From the line that includes "Convert this screenshot" to the last line of the records, inclusive, repeat each line exactly.

[[ DATA RECORDS open ]]

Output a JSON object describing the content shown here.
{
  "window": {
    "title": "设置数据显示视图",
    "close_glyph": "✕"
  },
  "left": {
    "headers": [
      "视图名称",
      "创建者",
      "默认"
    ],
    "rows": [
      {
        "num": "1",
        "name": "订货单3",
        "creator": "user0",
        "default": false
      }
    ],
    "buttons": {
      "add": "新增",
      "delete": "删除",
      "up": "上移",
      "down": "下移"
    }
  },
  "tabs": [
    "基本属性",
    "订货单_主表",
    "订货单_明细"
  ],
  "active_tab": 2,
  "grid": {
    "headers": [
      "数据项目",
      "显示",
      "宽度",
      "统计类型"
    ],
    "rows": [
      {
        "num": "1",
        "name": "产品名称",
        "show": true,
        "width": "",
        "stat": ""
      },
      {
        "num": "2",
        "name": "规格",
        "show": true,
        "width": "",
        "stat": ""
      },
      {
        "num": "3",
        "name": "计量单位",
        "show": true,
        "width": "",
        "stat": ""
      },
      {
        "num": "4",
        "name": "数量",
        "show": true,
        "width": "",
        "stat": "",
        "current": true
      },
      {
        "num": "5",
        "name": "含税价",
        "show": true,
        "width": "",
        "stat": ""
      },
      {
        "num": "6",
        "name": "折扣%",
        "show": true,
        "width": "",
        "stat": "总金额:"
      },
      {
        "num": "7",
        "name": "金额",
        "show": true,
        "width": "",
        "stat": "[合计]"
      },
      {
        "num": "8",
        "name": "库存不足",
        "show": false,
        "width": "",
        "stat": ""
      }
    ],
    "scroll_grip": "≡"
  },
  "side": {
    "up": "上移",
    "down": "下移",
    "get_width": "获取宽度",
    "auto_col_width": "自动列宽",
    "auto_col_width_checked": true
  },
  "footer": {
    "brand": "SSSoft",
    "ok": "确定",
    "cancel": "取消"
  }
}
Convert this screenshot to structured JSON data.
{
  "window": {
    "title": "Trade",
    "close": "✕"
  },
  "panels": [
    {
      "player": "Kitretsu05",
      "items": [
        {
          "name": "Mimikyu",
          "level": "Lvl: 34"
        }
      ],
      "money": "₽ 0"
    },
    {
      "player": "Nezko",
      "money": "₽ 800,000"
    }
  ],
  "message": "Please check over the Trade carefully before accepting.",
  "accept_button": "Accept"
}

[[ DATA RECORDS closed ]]

* SOLUTION
Convert this screenshot to structured JSON data.
{
  "window": {
    "title": "Trade",
    "close": "✕"
  },
  "panels": [
    {
      "player": "Kitretsu05",
      "items": [
        {
          "name": "Mimikyu",
          "level": "Lvl: 34"
        }
      ],
      "money": "₽ 0"
    },
    {
      "player": "Nezko",
      "money": "₽ 800,000"
    }
  ],
  "message": "Please check over the Trade carefully before accepting.",
  "accept_button": "Accept"
}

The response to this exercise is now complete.